Extracted data entries:
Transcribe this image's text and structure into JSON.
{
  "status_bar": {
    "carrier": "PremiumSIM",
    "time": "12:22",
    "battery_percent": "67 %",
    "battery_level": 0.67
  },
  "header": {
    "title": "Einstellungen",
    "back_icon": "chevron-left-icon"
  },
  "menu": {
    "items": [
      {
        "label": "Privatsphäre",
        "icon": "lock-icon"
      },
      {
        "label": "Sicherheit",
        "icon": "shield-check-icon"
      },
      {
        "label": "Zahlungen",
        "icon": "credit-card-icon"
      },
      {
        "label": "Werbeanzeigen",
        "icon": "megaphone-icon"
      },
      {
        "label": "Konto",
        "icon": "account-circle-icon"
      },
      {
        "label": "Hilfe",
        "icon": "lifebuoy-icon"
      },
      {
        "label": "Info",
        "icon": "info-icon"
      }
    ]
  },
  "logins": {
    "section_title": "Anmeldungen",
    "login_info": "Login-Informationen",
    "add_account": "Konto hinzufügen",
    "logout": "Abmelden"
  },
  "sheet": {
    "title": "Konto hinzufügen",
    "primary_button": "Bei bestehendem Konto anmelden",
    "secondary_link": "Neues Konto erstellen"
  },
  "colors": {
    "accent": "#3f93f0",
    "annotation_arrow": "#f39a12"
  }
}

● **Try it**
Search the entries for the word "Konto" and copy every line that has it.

● **The answer**
        "label": "Konto",
    "add_account": "Konto hinzufügen",
    "title": "Konto hinzufügen",
    "primary_button": "Bei bestehendem Konto anmelden",
    "secondary_link": "Neues Konto erstellen"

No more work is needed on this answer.